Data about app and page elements
-------------------------
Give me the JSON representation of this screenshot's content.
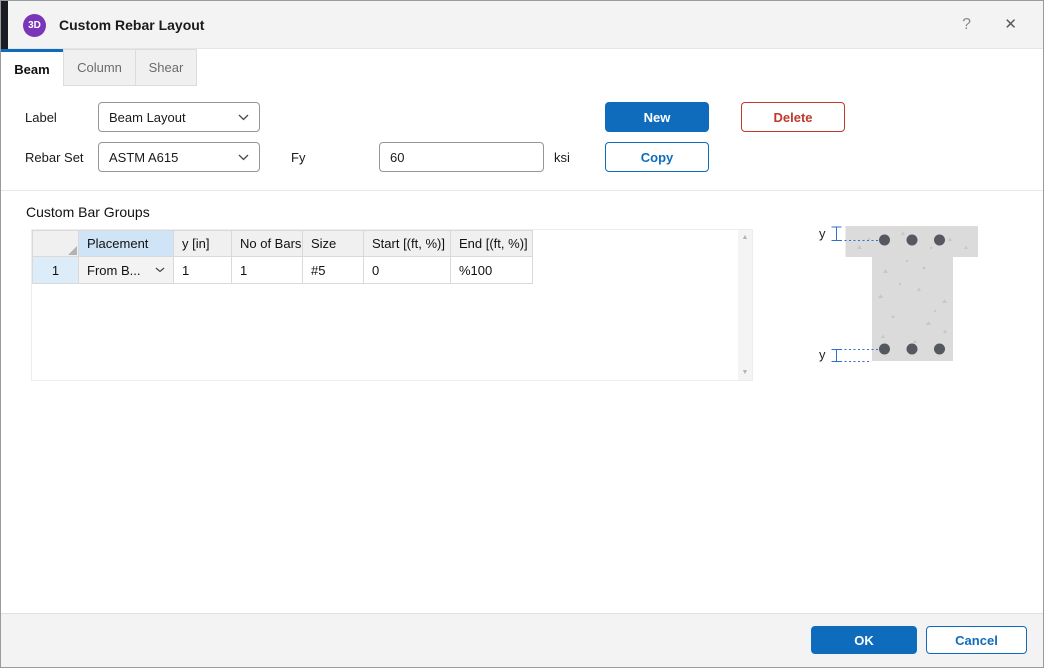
{
  "window": {
    "title": "Custom Rebar Layout",
    "icon_text": "3D",
    "help_icon": "?",
    "close_icon": "✕"
  },
  "tabs": {
    "beam": "Beam",
    "column": "Column",
    "shear": "Shear",
    "active_tab": "Beam"
  },
  "form": {
    "label_label": "Label",
    "label_value": "Beam Layout",
    "rebar_set_label": "Rebar Set",
    "rebar_set_value": "ASTM A615",
    "fy_label": "Fy",
    "fy_value": "60",
    "fy_unit": "ksi",
    "new_button": "New",
    "delete_button": "Delete",
    "copy_button": "Copy"
  },
  "section": {
    "title": "Custom Bar Groups"
  },
  "table": {
    "headers": {
      "placement": "Placement",
      "y": "y [in]",
      "bars": "No of Bars",
      "size": "Size",
      "start": "Start [(ft, %)]",
      "end": "End [(ft, %)]"
    },
    "row1": {
      "num": "1",
      "placement": "From B...",
      "y": "1",
      "bars": "1",
      "size": "#5",
      "start": "0",
      "end": "%100"
    }
  },
  "scrollbar": {
    "up_icon": "▲",
    "down_icon": "▼"
  },
  "diagram": {
    "dim_label_top": "y",
    "dim_label_bottom": "y",
    "top_bar_count": 3,
    "bottom_bar_count": 3,
    "shape": "T-beam cross-section"
  },
  "footer": {
    "ok": "OK",
    "cancel": "Cancel"
  },
  "colors": {
    "accent": "#0f6cbd",
    "danger": "#c0392b",
    "icon_purple": "#7a35b8",
    "dimension_blue": "#2e6fd0",
    "concrete_gray": "#dbdbdb",
    "rebar_gray": "#55585e"
  }
}
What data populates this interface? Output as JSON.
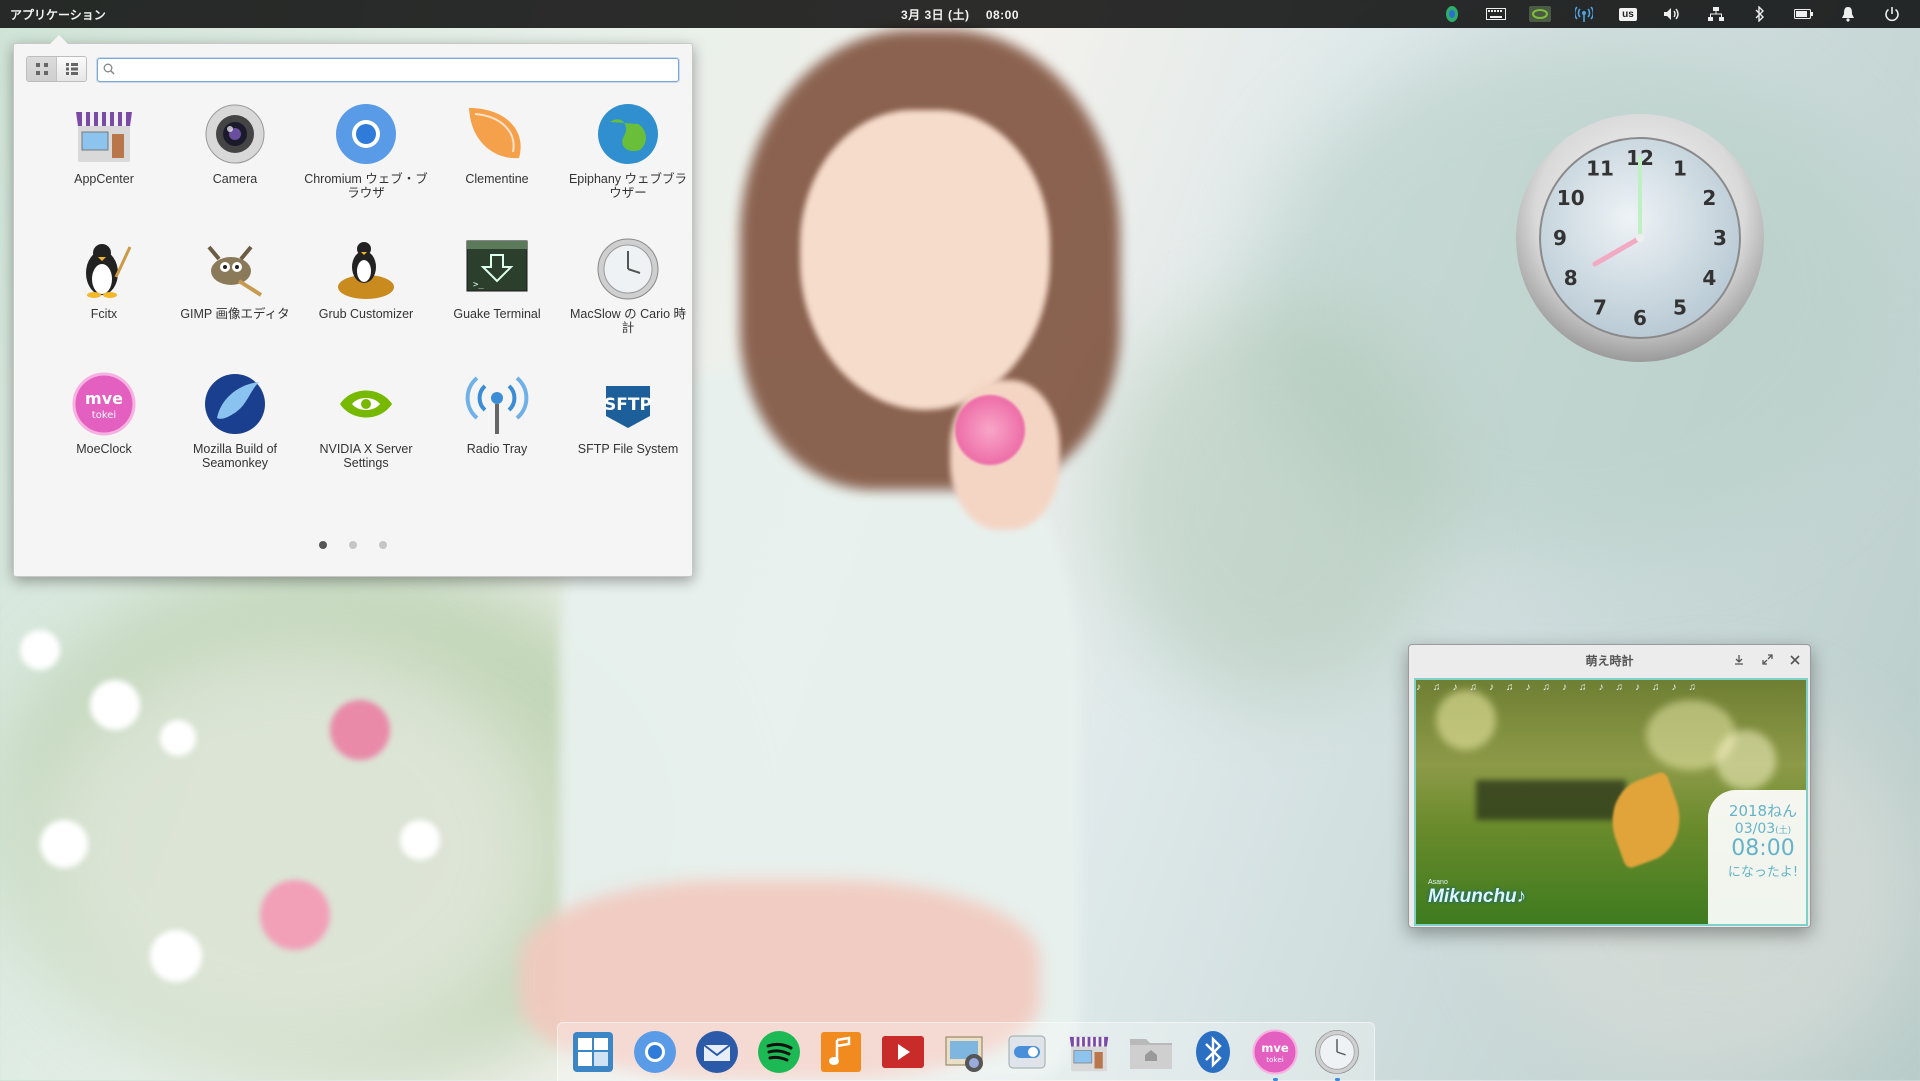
{
  "topbar": {
    "apps_label": "アプリケーション",
    "clock": "3月 3日 (土)　 08:00",
    "tray": [
      {
        "icon": "fcitx-tray-icon"
      },
      {
        "icon": "keyboard-icon"
      },
      {
        "icon": "nvidia-tray-icon"
      },
      {
        "icon": "radio-tray-icon"
      },
      {
        "icon": "keyboard-layout-us",
        "label": "us"
      },
      {
        "icon": "volume-icon"
      },
      {
        "icon": "network-icon"
      },
      {
        "icon": "bluetooth-icon"
      },
      {
        "icon": "battery-icon"
      },
      {
        "icon": "notification-bell-icon"
      },
      {
        "icon": "power-icon"
      }
    ]
  },
  "launcher": {
    "search_value": "",
    "view_modes": [
      "grid-view",
      "category-view"
    ],
    "apps": [
      {
        "label": "AppCenter",
        "icon": "appcenter-icon"
      },
      {
        "label": "Camera",
        "icon": "camera-icon"
      },
      {
        "label": "Chromium ウェブ・ブラウザ",
        "icon": "chromium-icon"
      },
      {
        "label": "Clementine",
        "icon": "clementine-icon"
      },
      {
        "label": "Epiphany ウェブブラウザー",
        "icon": "epiphany-icon"
      },
      {
        "label": "Fcitx",
        "icon": "fcitx-icon"
      },
      {
        "label": "GIMP 画像エディタ",
        "icon": "gimp-icon"
      },
      {
        "label": "Grub Customizer",
        "icon": "grub-customizer-icon"
      },
      {
        "label": "Guake Terminal",
        "icon": "guake-terminal-icon"
      },
      {
        "label": "MacSlow の Cario 時計",
        "icon": "cairo-clock-icon"
      },
      {
        "label": "MoeClock",
        "icon": "moeclock-icon"
      },
      {
        "label": "Mozilla Build of Seamonkey",
        "icon": "seamonkey-icon"
      },
      {
        "label": "NVIDIA X Server Settings",
        "icon": "nvidia-settings-icon"
      },
      {
        "label": "Radio Tray",
        "icon": "radio-tray-icon"
      },
      {
        "label": "SFTP File System",
        "icon": "sftp-icon",
        "icon_text": "SFTP"
      }
    ],
    "pages": 3,
    "current_page": 1
  },
  "clock_widget": {
    "numbers": [
      "12",
      "1",
      "2",
      "3",
      "4",
      "5",
      "6",
      "7",
      "8",
      "9",
      "10",
      "11"
    ],
    "hour": 8,
    "minute": 0
  },
  "moe_window": {
    "title": "萌え時計",
    "buttons": [
      "minimize-icon",
      "maximize-icon",
      "close-icon"
    ],
    "brand": "Mikunchu♪",
    "brand_small": "Asano",
    "year": "2018ねん",
    "date": "03/03",
    "weekday": "(土)",
    "time": "08:00",
    "message": "になったよ!"
  },
  "dock": {
    "items": [
      {
        "name": "multitasking-view",
        "icon": "multitasking-icon"
      },
      {
        "name": "chromium",
        "icon": "chromium-icon"
      },
      {
        "name": "thunderbird",
        "icon": "thunderbird-icon"
      },
      {
        "name": "spotify",
        "icon": "spotify-icon"
      },
      {
        "name": "music",
        "icon": "music-icon"
      },
      {
        "name": "videos",
        "icon": "videos-icon"
      },
      {
        "name": "photos",
        "icon": "photos-icon"
      },
      {
        "name": "system-settings",
        "icon": "settings-icon"
      },
      {
        "name": "appcenter",
        "icon": "appcenter-icon"
      },
      {
        "name": "files",
        "icon": "files-icon"
      },
      {
        "name": "bluetooth",
        "icon": "bluetooth-icon"
      },
      {
        "name": "moeclock",
        "icon": "moeclock-icon",
        "running": true
      },
      {
        "name": "cairo-clock",
        "icon": "cairo-clock-icon",
        "running": true
      }
    ]
  },
  "colors": {
    "accent": "#3b8ad9",
    "panel": "#000000",
    "moe_teal": "#66b3c9"
  }
}
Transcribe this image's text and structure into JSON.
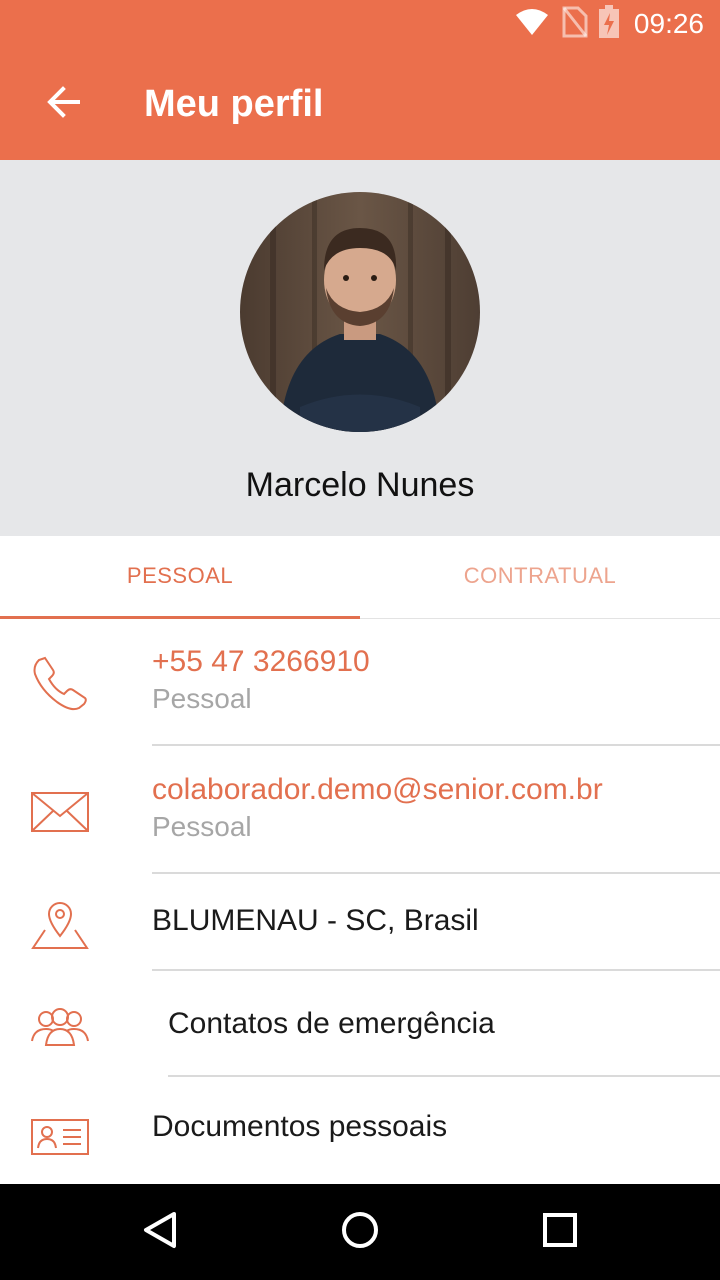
{
  "status_bar": {
    "time": "09:26",
    "icons": [
      "wifi-icon",
      "no-sim-icon",
      "battery-charging-icon"
    ]
  },
  "appbar": {
    "title": "Meu perfil",
    "back_icon": "arrow-left-icon"
  },
  "profile": {
    "name": "Marcelo Nunes"
  },
  "tabs": [
    {
      "label": "PESSOAL",
      "active": true
    },
    {
      "label": "CONTRATUAL",
      "active": false
    }
  ],
  "rows": {
    "phone": {
      "value": "+55 47 3266910",
      "type": "Pessoal",
      "icon": "phone-icon"
    },
    "email": {
      "value": "colaborador.demo@senior.com.br",
      "type": "Pessoal",
      "icon": "mail-icon"
    },
    "location": {
      "value": "BLUMENAU - SC, Brasil",
      "icon": "map-pin-icon"
    },
    "emergency": {
      "value": "Contatos de emergência",
      "icon": "people-icon"
    },
    "documents": {
      "value": "Documentos pessoais",
      "icon": "id-card-icon"
    }
  },
  "colors": {
    "accent": "#EB6F4C",
    "accent_text": "#E2704F",
    "profile_bg": "#E6E7E9"
  },
  "navbar": {
    "buttons": [
      "back-triangle-icon",
      "home-circle-icon",
      "recents-square-icon"
    ]
  }
}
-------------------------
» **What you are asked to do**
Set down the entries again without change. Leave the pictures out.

» **The answer**
Give me the JSON representation of this screenshot's content.
{
  "window": {
    "title": "Custom Rebar Layout",
    "icon_text": "3D",
    "help_icon": "?",
    "close_icon": "✕"
  },
  "tabs": {
    "beam": "Beam",
    "column": "Column",
    "shear": "Shear",
    "active_tab": "Beam"
  },
  "form": {
    "label_label": "Label",
    "label_value": "Beam Layout",
    "rebar_set_label": "Rebar Set",
    "rebar_set_value": "ASTM A615",
    "fy_label": "Fy",
    "fy_value": "60",
    "fy_unit": "ksi",
    "new_button": "New",
    "delete_button": "Delete",
    "copy_button": "Copy"
  },
  "section": {
    "title": "Custom Bar Groups"
  },
  "table": {
    "headers": {
      "placement": "Placement",
      "y": "y [in]",
      "bars": "No of Bars",
      "size": "Size",
      "start": "Start [(ft, %)]",
      "end": "End [(ft, %)]"
    },
    "row1": {
      "num": "1",
      "placement": "From B...",
      "y": "1",
      "bars": "1",
      "size": "#5",
      "start": "0",
      "end": "%100"
    }
  },
  "scrollbar": {
    "up_icon": "▲",
    "down_icon": "▼"
  },
  "diagram": {
    "dim_label_top": "y",
    "dim_label_bottom": "y",
    "top_bar_count": 3,
    "bottom_bar_count": 3,
    "shape": "T-beam cross-section"
  },
  "footer": {
    "ok": "OK",
    "cancel": "Cancel"
  },
  "colors": {
    "accent": "#0f6cbd",
    "danger": "#c0392b",
    "icon_purple": "#7a35b8",
    "dimension_blue": "#2e6fd0",
    "concrete_gray": "#dbdbdb",
    "rebar_gray": "#55585e"
  }
}
What data populates this interface? Output as JSON.
{
  "topbar": {
    "apps_label": "アプリケーション",
    "clock": "3月 3日 (土)　 08:00",
    "tray": [
      {
        "icon": "fcitx-tray-icon"
      },
      {
        "icon": "keyboard-icon"
      },
      {
        "icon": "nvidia-tray-icon"
      },
      {
        "icon": "radio-tray-icon"
      },
      {
        "icon": "keyboard-layout-us",
        "label": "us"
      },
      {
        "icon": "volume-icon"
      },
      {
        "icon": "network-icon"
      },
      {
        "icon": "bluetooth-icon"
      },
      {
        "icon": "battery-icon"
      },
      {
        "icon": "notification-bell-icon"
      },
      {
        "icon": "power-icon"
      }
    ]
  },
  "launcher": {
    "search_value": "",
    "view_modes": [
      "grid-view",
      "category-view"
    ],
    "apps": [
      {
        "label": "AppCenter",
        "icon": "appcenter-icon"
      },
      {
        "label": "Camera",
        "icon": "camera-icon"
      },
      {
        "label": "Chromium ウェブ・ブラウザ",
        "icon": "chromium-icon"
      },
      {
        "label": "Clementine",
        "icon": "clementine-icon"
      },
      {
        "label": "Epiphany ウェブブラウザー",
        "icon": "epiphany-icon"
      },
      {
        "label": "Fcitx",
        "icon": "fcitx-icon"
      },
      {
        "label": "GIMP 画像エディタ",
        "icon": "gimp-icon"
      },
      {
        "label": "Grub Customizer",
        "icon": "grub-customizer-icon"
      },
      {
        "label": "Guake Terminal",
        "icon": "guake-terminal-icon"
      },
      {
        "label": "MacSlow の Cario 時計",
        "icon": "cairo-clock-icon"
      },
      {
        "label": "MoeClock",
        "icon": "moeclock-icon"
      },
      {
        "label": "Mozilla Build of Seamonkey",
        "icon": "seamonkey-icon"
      },
      {
        "label": "NVIDIA X Server Settings",
        "icon": "nvidia-settings-icon"
      },
      {
        "label": "Radio Tray",
        "icon": "radio-tray-icon"
      },
      {
        "label": "SFTP File System",
        "icon": "sftp-icon",
        "icon_text": "SFTP"
      }
    ],
    "pages": 3,
    "current_page": 1
  },
  "clock_widget": {
    "numbers": [
      "12",
      "1",
      "2",
      "3",
      "4",
      "5",
      "6",
      "7",
      "8",
      "9",
      "10",
      "11"
    ],
    "hour": 8,
    "minute": 0
  },
  "moe_window": {
    "title": "萌え時計",
    "buttons": [
      "minimize-icon",
      "maximize-icon",
      "close-icon"
    ],
    "brand": "Mikunchu♪",
    "brand_small": "Asano",
    "year": "2018ねん",
    "date": "03/03",
    "weekday": "(土)",
    "time": "08:00",
    "message": "になったよ!"
  },
  "dock": {
    "items": [
      {
        "name": "multitasking-view",
        "icon": "multitasking-icon"
      },
      {
        "name": "chromium",
        "icon": "chromium-icon"
      },
      {
        "name": "thunderbird",
        "icon": "thunderbird-icon"
      },
      {
        "name": "spotify",
        "icon": "spotify-icon"
      },
      {
        "name": "music",
        "icon": "music-icon"
      },
      {
        "name": "videos",
        "icon": "videos-icon"
      },
      {
        "name": "photos",
        "icon": "photos-icon"
      },
      {
        "name": "system-settings",
        "icon": "settings-icon"
      },
      {
        "name": "appcenter",
        "icon": "appcenter-icon"
      },
      {
        "name": "files",
        "icon": "files-icon"
      },
      {
        "name": "bluetooth",
        "icon": "bluetooth-icon"
      },
      {
        "name": "moeclock",
        "icon": "moeclock-icon",
        "running": true
      },
      {
        "name": "cairo-clock",
        "icon": "cairo-clock-icon",
        "running": true
      }
    ]
  },
  "colors": {
    "accent": "#3b8ad9",
    "panel": "#000000",
    "moe_teal": "#66b3c9"
  }
}
Transcribe this image's text and structure into JSON.
{
  "status_bar": {
    "time": "09:26",
    "icons": [
      "wifi-icon",
      "no-sim-icon",
      "battery-charging-icon"
    ]
  },
  "appbar": {
    "title": "Meu perfil",
    "back_icon": "arrow-left-icon"
  },
  "profile": {
    "name": "Marcelo Nunes"
  },
  "tabs": [
    {
      "label": "PESSOAL",
      "active": true
    },
    {
      "label": "CONTRATUAL",
      "active": false
    }
  ],
  "rows": {
    "phone": {
      "value": "+55 47 3266910",
      "type": "Pessoal",
      "icon": "phone-icon"
    },
    "email": {
      "value": "colaborador.demo@senior.com.br",
      "type": "Pessoal",
      "icon": "mail-icon"
    },
    "location": {
      "value": "BLUMENAU - SC, Brasil",
      "icon": "map-pin-icon"
    },
    "emergency": {
      "value": "Contatos de emergência",
      "icon": "people-icon"
    },
    "documents": {
      "value": "Documentos pessoais",
      "icon": "id-card-icon"
    }
  },
  "colors": {
    "accent": "#EB6F4C",
    "accent_text": "#E2704F",
    "profile_bg": "#E6E7E9"
  },
  "navbar": {
    "buttons": [
      "back-triangle-icon",
      "home-circle-icon",
      "recents-square-icon"
    ]
  }
}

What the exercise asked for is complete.